The CoreLogic Home Value Index recorded a recovery from the 1.1% fall in May, with a 1.8% rise in capital city dwelling values over the month of June. According to CoreLogic head of research Tim Lawless, “This stronger month-on-month reading can be partially explained by the seasonality in the monthly growth rates. Adjusting for this effect suggests an easing trend in housing value growth has persisted through the second quarter of 2017.”
The June quarter results showed that capital city dwelling values were 0.8% higher across the combined capitals index; the slowest quarterly rate of growth since December 2015 when the combined capitals index fell by 1.4%.
Index results as at June 30, 2017
Mr Lawless said, “This trend towards lower capital gains across the combined capitals index is mostly attributable to softer conditions across the Sydney housing market, where quarter-on-quarter growth was recorded at 0.8% over the June quarter; down from 5.0% over the March quarter. In contrast, the quarterly trend in Melbourne has been more resilient, with growth easing from 4.2% over the March quarter to 1.5% over the three months ending June.”
Weaker auction results are further evidence of slowing housing market conditions.
For Sydney, Mr Lawless said the more pronounced slowdown is supported by weaker auction clearance rates which have been tracking in the high 60% range across the city over the last three weeks of June, while in Melbourne, clearance rates have moderated but remained above 70%. He said, “Both markets experienced auction clearance rates consistently in the high 70% to low 80% range over the March quarter.”
Slower housing market conditions also reflected in the annual pace of capital gains.
Across the combined capitals, the annual pace of capital gains has eased from 12.9% three months ago to 9.6% at the end of June 2017. Sydney’s annual growth rate has slowed to 12.2% over the twelve months ending June 2017, down from a recent high of 18.9% three months ago. Melbourne’s annual growth rate is now the highest of any capital city, surpassing Sydney’s annual rate of growth despite easing from 15.9% three months ago, to 13.7% over the twelve months ending June 2017.
Outside of Sydney and Melbourne, housing market conditions remain diverse.

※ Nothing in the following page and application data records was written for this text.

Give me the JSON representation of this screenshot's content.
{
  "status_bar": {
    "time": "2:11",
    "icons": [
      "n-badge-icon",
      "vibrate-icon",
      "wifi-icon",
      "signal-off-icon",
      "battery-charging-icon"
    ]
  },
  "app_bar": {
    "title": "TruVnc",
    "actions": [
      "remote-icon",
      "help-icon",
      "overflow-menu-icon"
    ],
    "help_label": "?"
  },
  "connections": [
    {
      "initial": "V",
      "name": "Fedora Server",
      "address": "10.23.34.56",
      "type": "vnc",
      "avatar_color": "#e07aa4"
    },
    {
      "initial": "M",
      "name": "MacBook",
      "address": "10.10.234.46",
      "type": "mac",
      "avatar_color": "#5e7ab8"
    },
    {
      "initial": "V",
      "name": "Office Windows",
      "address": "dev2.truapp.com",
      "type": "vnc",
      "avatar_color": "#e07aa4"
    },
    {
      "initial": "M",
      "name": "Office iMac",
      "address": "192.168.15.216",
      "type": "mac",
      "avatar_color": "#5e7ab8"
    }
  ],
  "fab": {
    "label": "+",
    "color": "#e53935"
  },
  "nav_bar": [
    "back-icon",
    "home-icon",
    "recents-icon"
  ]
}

Brisbane now has the third highest quarterly pace of capital gains with dwelling values 0.5% higher over the June quarter. Brisbane’s growth is entirely attributable to a 0.8% rise in house values which offset a 2.4% fall in unit values over the quarter. Dwelling values slipped lower across the remaining capital cities, except Perth, which posted virtually flat growth conditions (+0.1%) over the June quarter.

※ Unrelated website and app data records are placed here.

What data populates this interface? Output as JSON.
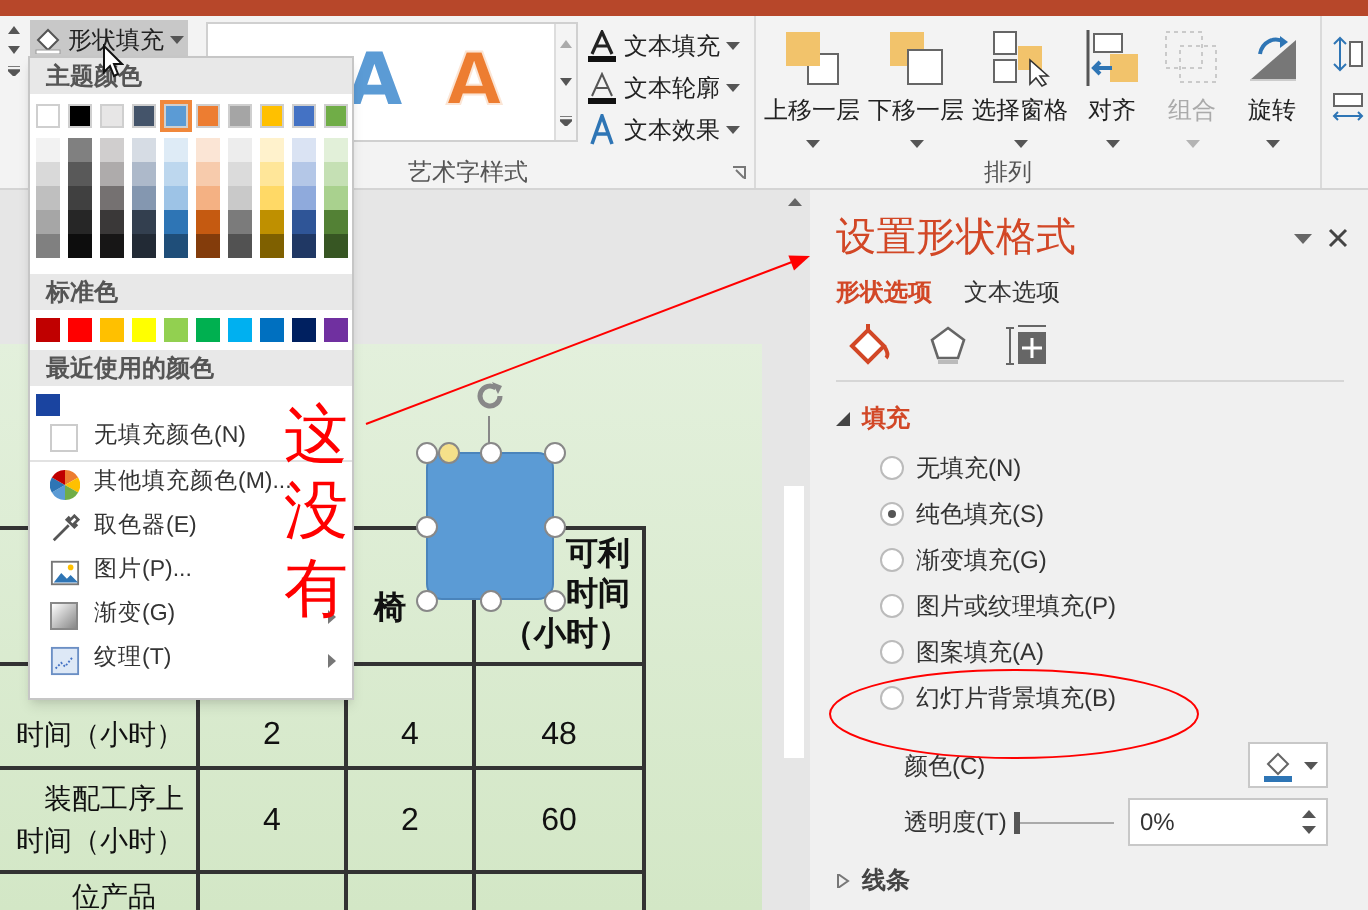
{
  "ribbon": {
    "shape_fill": {
      "label": "形状填充"
    },
    "wordart_styles": [
      {
        "label": "A",
        "kind": "solid",
        "color": "#5b9bd5"
      },
      {
        "label": "A",
        "kind": "outline",
        "color": "#ed7d31"
      }
    ],
    "text_buttons": [
      {
        "kind": "fill",
        "label": "文本填充"
      },
      {
        "kind": "outline",
        "label": "文本轮廓"
      },
      {
        "kind": "effect",
        "label": "文本效果"
      }
    ],
    "wordart_group_label": "艺术字样式",
    "arrange_buttons": [
      {
        "kind": "forward",
        "label": "上移一层",
        "disabled": false
      },
      {
        "kind": "backward",
        "label": "下移一层",
        "disabled": false
      },
      {
        "kind": "pane",
        "label": "选择窗格",
        "disabled": false
      },
      {
        "kind": "align",
        "label": "对齐",
        "disabled": false
      },
      {
        "kind": "group",
        "label": "组合",
        "disabled": true
      },
      {
        "kind": "rotate",
        "label": "旋转",
        "disabled": false
      }
    ],
    "arrange_group_label": "排列"
  },
  "fill_menu": {
    "theme_header": "主题颜色",
    "theme_colors": [
      {
        "color": "#ffffff",
        "selected": false,
        "shades": [
          {
            "color": "#f2f2f2"
          },
          {
            "color": "#d9d9d9"
          },
          {
            "color": "#bfbfbf"
          },
          {
            "color": "#a6a6a6"
          },
          {
            "color": "#808080"
          }
        ]
      },
      {
        "color": "#000000",
        "selected": false,
        "shades": [
          {
            "color": "#808080"
          },
          {
            "color": "#595959"
          },
          {
            "color": "#404040"
          },
          {
            "color": "#262626"
          },
          {
            "color": "#0d0d0d"
          }
        ]
      },
      {
        "color": "#e7e6e6",
        "selected": false,
        "shades": [
          {
            "color": "#d0cece"
          },
          {
            "color": "#aeabab"
          },
          {
            "color": "#757171"
          },
          {
            "color": "#3a3838"
          },
          {
            "color": "#171616"
          }
        ]
      },
      {
        "color": "#44546a",
        "selected": false,
        "shades": [
          {
            "color": "#d6dce4"
          },
          {
            "color": "#adb9ca"
          },
          {
            "color": "#8497b0"
          },
          {
            "color": "#333f4f"
          },
          {
            "color": "#222a35"
          }
        ]
      },
      {
        "color": "#5b9bd5",
        "selected": true,
        "shades": [
          {
            "color": "#deebf6"
          },
          {
            "color": "#bdd7ee"
          },
          {
            "color": "#9dc3e6"
          },
          {
            "color": "#2e75b5"
          },
          {
            "color": "#1f4e79"
          }
        ]
      },
      {
        "color": "#ed7d31",
        "selected": false,
        "shades": [
          {
            "color": "#fbe5d5"
          },
          {
            "color": "#f7cbac"
          },
          {
            "color": "#f4b183"
          },
          {
            "color": "#c55a11"
          },
          {
            "color": "#833c0b"
          }
        ]
      },
      {
        "color": "#a5a5a5",
        "selected": false,
        "shades": [
          {
            "color": "#ededed"
          },
          {
            "color": "#dbdbdb"
          },
          {
            "color": "#c9c9c9"
          },
          {
            "color": "#7b7b7b"
          },
          {
            "color": "#525252"
          }
        ]
      },
      {
        "color": "#ffc000",
        "selected": false,
        "shades": [
          {
            "color": "#fff2cc"
          },
          {
            "color": "#ffe699"
          },
          {
            "color": "#ffd966"
          },
          {
            "color": "#bf9000"
          },
          {
            "color": "#7f6000"
          }
        ]
      },
      {
        "color": "#4472c4",
        "selected": false,
        "shades": [
          {
            "color": "#dae3f3"
          },
          {
            "color": "#b4c7e7"
          },
          {
            "color": "#8faadc"
          },
          {
            "color": "#2f5597"
          },
          {
            "color": "#203864"
          }
        ]
      },
      {
        "color": "#70ad47",
        "selected": false,
        "shades": [
          {
            "color": "#e2f0d9"
          },
          {
            "color": "#c5e0b4"
          },
          {
            "color": "#a9d18e"
          },
          {
            "color": "#538135"
          },
          {
            "color": "#375623"
          }
        ]
      }
    ],
    "standard_header": "标准色",
    "standard_colors": [
      {
        "color": "#c00000"
      },
      {
        "color": "#ff0000"
      },
      {
        "color": "#ffc000"
      },
      {
        "color": "#ffff00"
      },
      {
        "color": "#92d050"
      },
      {
        "color": "#00b050"
      },
      {
        "color": "#00b0f0"
      },
      {
        "color": "#0070c0"
      },
      {
        "color": "#002060"
      },
      {
        "color": "#7030a0"
      }
    ],
    "recent_header": "最近使用的颜色",
    "recent_colors": [
      {
        "color": "#1a44a0"
      }
    ],
    "items": [
      {
        "kind": "no-fill",
        "label": "无填充颜色(N)",
        "submenu": false
      },
      {
        "kind": "more-colors",
        "label": "其他填充颜色(M)...",
        "submenu": false
      },
      {
        "kind": "eyedropper",
        "label": "取色器(E)",
        "submenu": false
      },
      {
        "kind": "picture",
        "label": "图片(P)...",
        "submenu": false
      },
      {
        "kind": "gradient",
        "label": "渐变(G)",
        "submenu": true
      },
      {
        "kind": "texture",
        "label": "纹理(T)",
        "submenu": true
      }
    ]
  },
  "slide": {
    "annotation": "这没有",
    "table": {
      "header": [
        {
          "lines": [
            "椅"
          ]
        },
        {
          "lines": [
            "可利",
            "时间",
            "（小时）"
          ]
        }
      ],
      "rows": [
        [
          {
            "lines": [
              "时间（小时）"
            ]
          },
          {
            "lines": [
              "2"
            ]
          },
          {
            "lines": [
              "4"
            ]
          },
          {
            "lines": [
              "48"
            ]
          }
        ],
        [
          {
            "lines": [
              "装配工序上",
              "时间（小时）"
            ]
          },
          {
            "lines": [
              "4"
            ]
          },
          {
            "lines": [
              "2"
            ]
          },
          {
            "lines": [
              "60"
            ]
          }
        ],
        [
          {
            "lines": [
              "位产品"
            ]
          },
          {},
          {},
          {}
        ]
      ]
    }
  },
  "format_pane": {
    "title": "设置形状格式",
    "tabs": [
      {
        "label": "形状选项",
        "selected": true
      },
      {
        "label": "文本选项",
        "selected": false
      }
    ],
    "icon_tabs": [
      {
        "kind": "fill",
        "selected": true
      },
      {
        "kind": "effects",
        "selected": false
      },
      {
        "kind": "size",
        "selected": false
      }
    ],
    "fill_section": {
      "label": "填充",
      "expanded": true,
      "options": [
        {
          "label": "无填充(N)",
          "selected": false
        },
        {
          "label": "纯色填充(S)",
          "selected": true
        },
        {
          "label": "渐变填充(G)",
          "selected": false
        },
        {
          "label": "图片或纹理填充(P)",
          "selected": false
        },
        {
          "label": "图案填充(A)",
          "selected": false
        },
        {
          "label": "幻灯片背景填充(B)",
          "selected": false
        }
      ],
      "color_label": "颜色(C)",
      "transparency": {
        "label": "透明度(T)",
        "level": 0,
        "value": "0%"
      }
    },
    "line_section": {
      "label": "线条",
      "expanded": false
    }
  }
}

The combined capital city preliminary clearance rate increased to 70.3 per cent this week, up from last week, when the final results saw the clearance rate fall to 66.5 per cent, the lowest clearance rate since June 2016. Auction clearance rates have been trending lower since reaching a peak at the end of February 2017 when the combined capitals clearance was recorded at 78.4%.
Considering the easing trend in clearance rates, as well as the fact that preliminary rates generally revise lower as more results flow through, it will be interesting to see how this week’s preliminary result compares with the final clearance rate which will be published on Thursday. Auction volumes were lower this week with 1,984 homes taken to auction across the combined capital cities, down from 2,355 last week however significantly higher than this time last year when auction volumes were quieter due to the Federal Election when only 841 homes were taken to auction. Melbourne had the highest number of auctions this week, with 866 properties going to market, followed closely by Sydney with 832 homes going under the hammer.